# Records for this task
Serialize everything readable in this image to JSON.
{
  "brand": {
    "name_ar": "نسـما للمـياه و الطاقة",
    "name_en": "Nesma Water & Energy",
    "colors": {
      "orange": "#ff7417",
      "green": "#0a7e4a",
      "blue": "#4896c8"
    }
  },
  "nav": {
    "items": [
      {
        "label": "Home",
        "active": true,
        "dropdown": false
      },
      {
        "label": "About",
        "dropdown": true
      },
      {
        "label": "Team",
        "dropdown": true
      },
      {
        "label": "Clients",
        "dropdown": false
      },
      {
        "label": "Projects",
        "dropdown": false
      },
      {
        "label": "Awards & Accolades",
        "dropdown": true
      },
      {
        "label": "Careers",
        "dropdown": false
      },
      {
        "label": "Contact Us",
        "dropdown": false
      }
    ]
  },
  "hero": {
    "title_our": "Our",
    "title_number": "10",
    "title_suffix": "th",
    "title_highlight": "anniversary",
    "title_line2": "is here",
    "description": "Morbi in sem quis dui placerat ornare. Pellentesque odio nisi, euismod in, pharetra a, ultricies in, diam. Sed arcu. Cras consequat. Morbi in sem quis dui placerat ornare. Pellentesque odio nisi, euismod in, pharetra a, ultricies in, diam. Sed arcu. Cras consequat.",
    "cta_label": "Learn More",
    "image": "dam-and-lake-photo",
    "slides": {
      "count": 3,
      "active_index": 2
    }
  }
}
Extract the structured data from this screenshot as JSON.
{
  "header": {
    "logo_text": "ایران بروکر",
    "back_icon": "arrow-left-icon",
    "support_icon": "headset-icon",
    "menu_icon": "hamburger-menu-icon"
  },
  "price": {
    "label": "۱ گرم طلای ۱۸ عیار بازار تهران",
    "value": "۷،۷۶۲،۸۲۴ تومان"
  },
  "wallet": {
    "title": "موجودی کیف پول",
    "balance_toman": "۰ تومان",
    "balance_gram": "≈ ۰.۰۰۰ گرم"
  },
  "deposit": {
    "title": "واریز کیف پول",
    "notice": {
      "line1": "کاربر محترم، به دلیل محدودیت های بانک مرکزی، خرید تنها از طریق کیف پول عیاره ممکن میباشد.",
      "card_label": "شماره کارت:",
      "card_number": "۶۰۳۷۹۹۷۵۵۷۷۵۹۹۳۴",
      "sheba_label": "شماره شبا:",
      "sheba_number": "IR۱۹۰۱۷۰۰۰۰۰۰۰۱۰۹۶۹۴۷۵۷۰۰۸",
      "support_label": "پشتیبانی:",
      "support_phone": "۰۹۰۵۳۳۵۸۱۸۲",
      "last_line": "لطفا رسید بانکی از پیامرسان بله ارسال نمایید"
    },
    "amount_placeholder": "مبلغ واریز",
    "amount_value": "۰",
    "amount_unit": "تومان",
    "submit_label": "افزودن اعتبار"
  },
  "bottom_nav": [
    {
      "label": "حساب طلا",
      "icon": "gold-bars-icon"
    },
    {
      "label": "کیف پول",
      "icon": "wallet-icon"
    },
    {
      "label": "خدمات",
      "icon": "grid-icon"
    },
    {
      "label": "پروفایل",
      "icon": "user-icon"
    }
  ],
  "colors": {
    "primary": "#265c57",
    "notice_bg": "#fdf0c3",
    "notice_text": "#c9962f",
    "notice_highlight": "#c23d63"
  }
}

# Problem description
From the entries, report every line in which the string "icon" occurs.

# Answer area
    "back_icon": "arrow-left-icon",
    "support_icon": "headset-icon",
    "menu_icon": "hamburger-menu-icon"
      "icon": "gold-bars-icon"
      "icon": "wallet-icon"
      "icon": "grid-icon"
      "icon": "user-icon"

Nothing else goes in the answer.